Global cities exist. Like globalization itself, they’re new but real. And like globalization, they’re both enriching and impoverishing, good for those who know how to navigate these global waters, bad for those left in their wake.
What should we think about global cities? How does a city achieve this rank, and how big a price must it pay to join? How can they be shaped to benefit all the people who live within them? Do they compete or collaborate with other global cities? Are they still part of their nations, or do they have interests that national governments can’t meet? In short, is it time for global cities to have their own foreign policies?
Like global cities, these questions are new. Most of them don’t have answers, yet. The process of coming to terms with global cities is just beginning.
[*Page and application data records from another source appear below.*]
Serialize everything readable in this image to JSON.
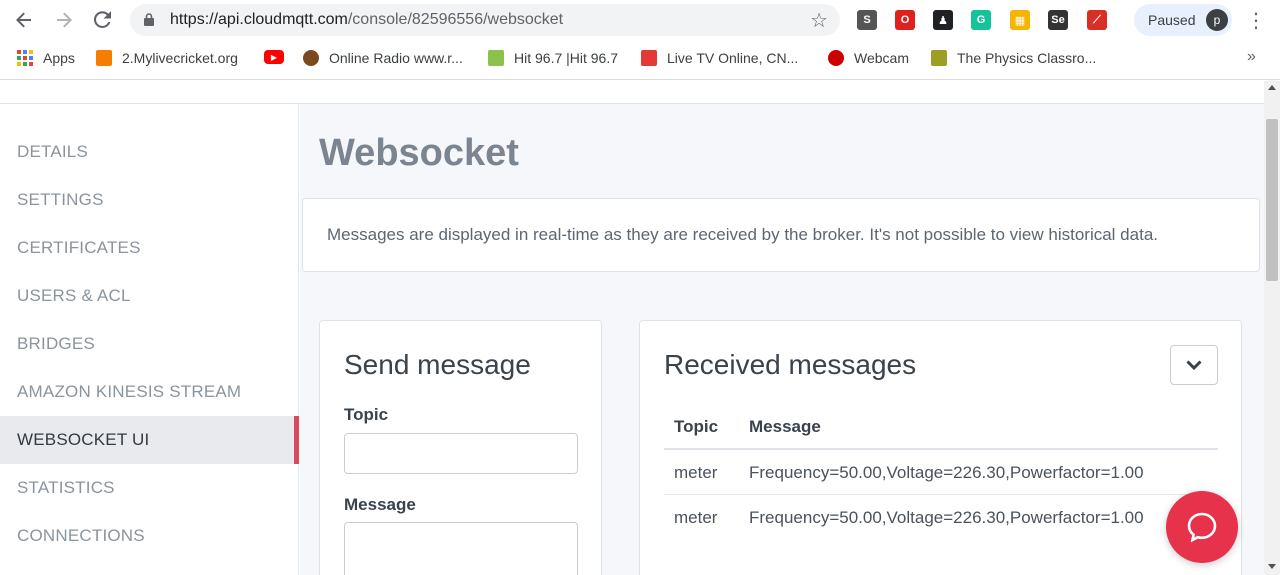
{
  "browser": {
    "url_host": "https://api.cloudmqtt.com",
    "url_path": "/console/82596556/websocket",
    "profile_label": "Paused",
    "avatar_letter": "p",
    "extensions": [
      {
        "name": "s-extension-icon",
        "glyph": "S",
        "color": "#555555"
      },
      {
        "name": "opera-extension-icon",
        "glyph": "O",
        "color": "#e0201e"
      },
      {
        "name": "figure-extension-icon",
        "glyph": "♟",
        "color": "#202124"
      },
      {
        "name": "grammarly-extension-icon",
        "glyph": "G",
        "color": "#15c39a"
      },
      {
        "name": "calendar-extension-icon",
        "glyph": "▦",
        "color": "#f4b400"
      },
      {
        "name": "selenium-extension-icon",
        "glyph": "Se",
        "color": "#333333"
      },
      {
        "name": "pdf-extension-icon",
        "glyph": "⟋",
        "color": "#d93025"
      }
    ]
  },
  "bookmarks": [
    {
      "label": "Apps",
      "icon": "apps-grid-icon",
      "color": "#ea4335"
    },
    {
      "label": "2.Mylivecricket.org",
      "icon": "blogger-icon",
      "color": "#f57d00"
    },
    {
      "label": "",
      "icon": "youtube-icon",
      "color": "#ff0000"
    },
    {
      "label": "Online Radio www.r...",
      "icon": "radio-icon",
      "color": "#7a4a1e"
    },
    {
      "label": "Hit 96.7 |Hit 96.7",
      "icon": "hit-icon",
      "color": "#8bc34a"
    },
    {
      "label": "Live TV Online, CN...",
      "icon": "live-tv-icon",
      "color": "#e53935"
    },
    {
      "label": "Webcam",
      "icon": "webcam-icon",
      "color": "#cc0000"
    },
    {
      "label": "The Physics Classro...",
      "icon": "physics-icon",
      "color": "#9e9d24"
    }
  ],
  "sidebar": {
    "items": [
      {
        "label": "DETAILS",
        "active": false
      },
      {
        "label": "SETTINGS",
        "active": false
      },
      {
        "label": "CERTIFICATES",
        "active": false
      },
      {
        "label": "USERS & ACL",
        "active": false
      },
      {
        "label": "BRIDGES",
        "active": false
      },
      {
        "label": "AMAZON KINESIS STREAM",
        "active": false
      },
      {
        "label": "WEBSOCKET UI",
        "active": true
      },
      {
        "label": "STATISTICS",
        "active": false
      },
      {
        "label": "CONNECTIONS",
        "active": false
      }
    ]
  },
  "main": {
    "title": "Websocket",
    "info": "Messages are displayed in real-time as they are received by the broker. It's not possible to view historical data."
  },
  "send_panel": {
    "title": "Send message",
    "topic_label": "Topic",
    "topic_value": "",
    "message_label": "Message",
    "message_value": ""
  },
  "received_panel": {
    "title": "Received messages",
    "columns": [
      "Topic",
      "Message"
    ],
    "rows": [
      {
        "topic": "meter",
        "message": "Frequency=50.00,Voltage=226.30,Powerfactor=1.00"
      },
      {
        "topic": "meter",
        "message": "Frequency=50.00,Voltage=226.30,Powerfactor=1.00"
      }
    ]
  },
  "colors": {
    "accent": "#e6324b",
    "active_indicator": "#d9485f"
  }
}
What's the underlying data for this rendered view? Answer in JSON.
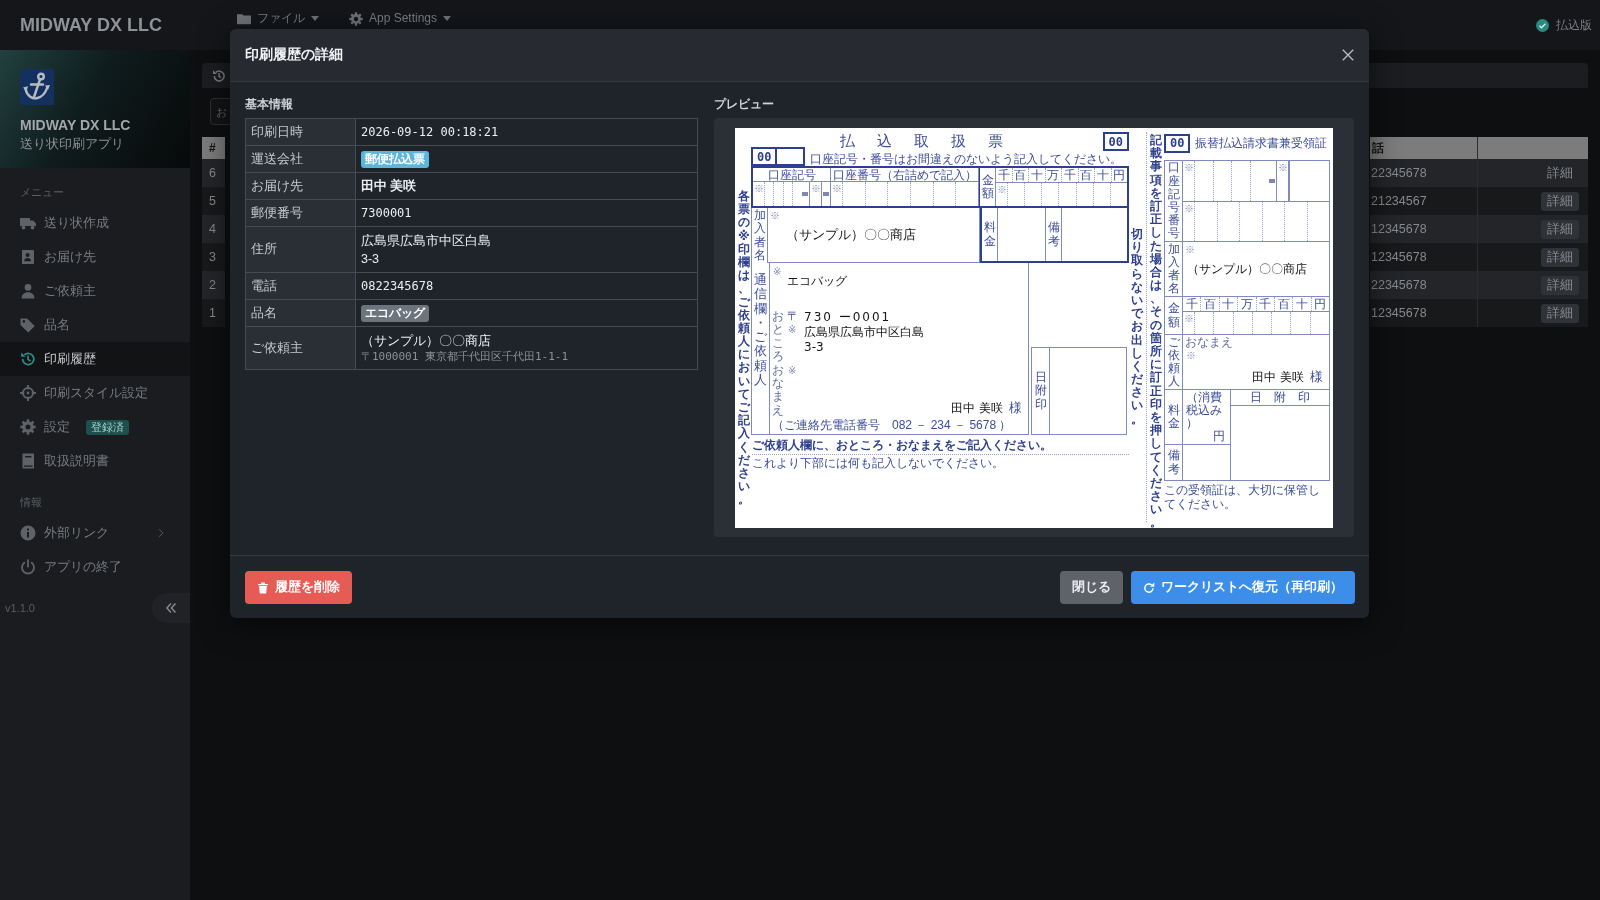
{
  "topbar": {
    "brand": "MIDWAY DX LLC",
    "menus": [
      {
        "label": "ファイル"
      },
      {
        "label": "App Settings"
      }
    ],
    "edition": "払込版"
  },
  "sidebar": {
    "company": "MIDWAY DX LLC",
    "app_name": "送り状印刷アプリ",
    "sections": [
      {
        "heading": "メニュー",
        "items": [
          {
            "label": "送り状作成",
            "selected": false,
            "expandable": false
          },
          {
            "label": "お届け先",
            "selected": false,
            "expandable": false
          },
          {
            "label": "ご依頼主",
            "selected": false,
            "expandable": false
          },
          {
            "label": "品名",
            "selected": false,
            "expandable": false
          },
          {
            "label": "印刷履歴",
            "selected": true,
            "expandable": false
          },
          {
            "label": "印刷スタイル設定",
            "selected": false,
            "expandable": false
          },
          {
            "label": "設定",
            "selected": false,
            "expandable": false,
            "badge": "登録済"
          },
          {
            "label": "取扱説明書",
            "selected": false,
            "expandable": false
          }
        ]
      },
      {
        "heading": "情報",
        "items": [
          {
            "label": "外部リンク",
            "selected": false,
            "expandable": true
          },
          {
            "label": "アプリの終了",
            "selected": false,
            "expandable": false
          }
        ]
      }
    ],
    "version": "v1.1.0"
  },
  "history": {
    "search": {
      "placeholder": "お"
    },
    "table": {
      "columns": [
        {
          "label": "#"
        },
        {
          "label": "話"
        }
      ],
      "rows": [
        {
          "cells": [
            "6",
            "22345678"
          ],
          "action": {
            "label": "詳細",
            "kind": "plain"
          }
        },
        {
          "cells": [
            "5",
            "21234567"
          ],
          "action": {
            "label": "詳細",
            "kind": "button"
          }
        },
        {
          "cells": [
            "4",
            "12345678"
          ],
          "action": {
            "label": "詳細",
            "kind": "button"
          }
        },
        {
          "cells": [
            "3",
            "12345678"
          ],
          "action": {
            "label": "詳細",
            "kind": "button"
          }
        },
        {
          "cells": [
            "2",
            "22345678"
          ],
          "action": {
            "label": "詳細",
            "kind": "button"
          }
        },
        {
          "cells": [
            "1",
            "12345678"
          ],
          "action": {
            "label": "詳細",
            "kind": "button"
          }
        }
      ]
    }
  },
  "modal": {
    "title": "印刷履歴の詳細",
    "info": {
      "heading": "基本情報",
      "fields": [
        {
          "label": "印刷日時",
          "kind": "mono",
          "value": "2026-09-12 00:18:21"
        },
        {
          "label": "運送会社",
          "kind": "badge",
          "value": "郵便払込票",
          "color": "#5bb6d9"
        },
        {
          "label": "お届け先",
          "kind": "bold",
          "value": "田中 美咲"
        },
        {
          "label": "郵便番号",
          "kind": "mono",
          "value": "7300001"
        },
        {
          "label": "住所",
          "kind": "lines",
          "lines": [
            "広島県広島市中区白島",
            "3-3"
          ]
        },
        {
          "label": "電話",
          "kind": "mono",
          "value": "0822345678"
        },
        {
          "label": "品名",
          "kind": "badge",
          "value": "エコバッグ",
          "color": "#6c757d"
        },
        {
          "label": "ご依頼主",
          "kind": "sender",
          "value": "（サンプル）〇〇商店",
          "note": "〒1000001 東京都千代田区千代田1-1-1"
        }
      ]
    },
    "preview": {
      "heading": "プレビュー",
      "slip": {
        "side_note": "各票の※印欄は、ご依頼人においてご記入ください。",
        "left": {
          "codes": [
            "00",
            "00"
          ],
          "title": "払込取扱票",
          "instruction": "口座記号・番号はお間違えのないよう記入してください。",
          "account": {
            "symbol_label": "口座記号",
            "number_label": "口座番号（右詰めで記入）",
            "marks": [
              "※",
              "※",
              "※"
            ]
          },
          "amount": {
            "label": "金額",
            "digits": [
              "千",
              "百",
              "十",
              "万",
              "千",
              "百",
              "十",
              "円"
            ],
            "mark": "※"
          },
          "payee": {
            "label": "加入者名",
            "mark": "※",
            "value": "（サンプル）〇〇商店"
          },
          "fee_label": "料金",
          "remarks_label": "備考",
          "message": {
            "label": "通信欄・ご依頼人",
            "mark": "※",
            "value": "エコバッグ"
          },
          "address": {
            "label": "おところ",
            "postal_mark": "〒",
            "mark": "※",
            "postal_code": "730 ー0001",
            "lines": [
              "広島県広島市中区白島",
              "3-3"
            ]
          },
          "name": {
            "label": "おなまえ",
            "mark": "※",
            "value": "田中 美咲",
            "honorific": "様"
          },
          "phone": "（ご連絡先電話番号　082 － 234 － 5678 ）",
          "notes": [
            "ご依頼人欄に、おところ・おなまえをご記入ください。",
            "これより下部には何も記入しないでください。"
          ],
          "stamp_label": "日附印"
        },
        "cut_note": "切り取らないでお出しください。",
        "correction_note": "記載事項を訂正した場合は、その箇所に訂正印を押してください。",
        "right": {
          "code": "00",
          "title": "振替払込請求書兼受領証",
          "account": {
            "label": "口座記号番号",
            "marks": [
              "※",
              "※",
              "※"
            ]
          },
          "payee": {
            "label": "加入者名",
            "mark": "※",
            "value": "（サンプル）〇〇商店"
          },
          "amount": {
            "label": "金額",
            "digits": [
              "千",
              "百",
              "十",
              "万",
              "千",
              "百",
              "十",
              "円"
            ],
            "mark": "※"
          },
          "sender": {
            "label": "ご依頼人",
            "name_label": "おなまえ",
            "mark": "※",
            "value": "田中 美咲",
            "honorific": "様"
          },
          "fee": {
            "label": "料金",
            "tax_note": "（消費税込み）",
            "unit": "円"
          },
          "stamp_label": "日附印",
          "remarks_label": "備考",
          "note": "この受領証は、大切に保管してください。"
        }
      }
    },
    "buttons": [
      {
        "label": "履歴を削除",
        "kind": "danger"
      },
      {
        "label": "閉じる",
        "kind": "secondary"
      },
      {
        "label": "ワークリストへ復元（再印刷）",
        "kind": "primary"
      }
    ]
  }
}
That process will take a big step forward this week with the inaugural Chicago Forum on Global Cities, three days of debate and discussion that should establish Chicago and The Chicago Council on Global Affairs, which has organized this with the Financial Times, as the center for thought and research on these cities.
It’s a gap that needs filling. There’s no shortage of studies on globalization these days: every economist and politician wrestles daily with its impact. And any number of organizations–the Brookings Institute and UN Habitat among them–are doing fine work on cities.
But it’s rare that the two–globalization and cities–are brought together into a study of global cities. Saskia Sassen wrote the seminal book–The Global City–on this in 1991 and, from her perch at Columbia University, is still the most original and insightful of global thinkers. (She will be at the Forum this week). In England, scholars based at the Global and World Cities program at Loughborough University have done the most organized scholarly work since 1998.
And that’s about it. It’s not enough. Globalization and cities are interacting in ways that transform both. This transformation has to become part of the public debate.
Mayors must understand the impact of globalization to grasp both the benefits it brings–foreign investment, the export of services and ideas, the upsides of immigration–and the problems–the sheer expense, the inequalities, the downsides of immigration. Businesses must appreciate that their every-day decisions shape the many cities where they do business. Scholars must leave the ivory tower and apply their knowledge to the real-life problems around them. Artists must see that their work informs societies around the world and can be a crucial bridge between cities.
In other words, it’s not just academic. Cities are intensely practical places: people must be fed, potholes filled, fires fought, children taught. Cities are where this new economy defines the lives of citizens.
This is what the Forum is all about. It will gather leading scholars and practitioners from around the world, and apply their global knowledge to everyday problems. Various programs will discuss how climate change is hitting cities, how cities are educating for the knowledge economy, how global cities can be “inclusive”–how they enable all their citizens, not just the favored few, to achieve a life of economy decency.
In truth, these problems affect all cities. But they hit global citizens first and hardest: being bigger and more central, they’re where global problems come to roost. The decisions these cities reach will guide cities everywhere. If globalization and global cities can’t co-exist, then modern society is in for a very rough ride.
Traditionally, cities look to their national governments to solve these problems. But these governments, overwhelmed and gridlocked, haven’t been much help in dealing with issues such as immigration, inequality, and climate change. Increasingly, global cities find they‘re on their own.
Or maybe not. Perhaps the solutions and powers they need reside not in national capitals but in other global cities on the other side of the world. Inequality wrenches Shanghai, London, and Chicago pretty much equally. Beijing and Los Angeles have their own, and related, water crises. Terrorists strike cities–think 9/11 or Charlie Hebdo–more than nations.
Should global cities have their own foreign policies? Should these cities, despairing of dysfunctional national governments, work together instead, swapping information and using their own considerable powers to meet the challenges of a globalizing society?
There’s no global government, and there isn’t going to be. But global cities can shape a sort of global governance more pertinent in this post-national world to the real problems they face.
This is on the Chicago Forum agenda, too–a closing panel on the foreign policy of cities. Even in the evolving world of global cities, this is news. Like thinking on global cities, the possibility that cities might have their own foreign policy is an evolving notion.
No one knows where this going, but The Chicago Council is along for the ride and, in one sense, is in the driver’s seat.
My new book , On Global Cities, has just been published by The Chicago Council in connection with the Forum. It’s available as an eBook from Amazon, iTunes, and Google Play.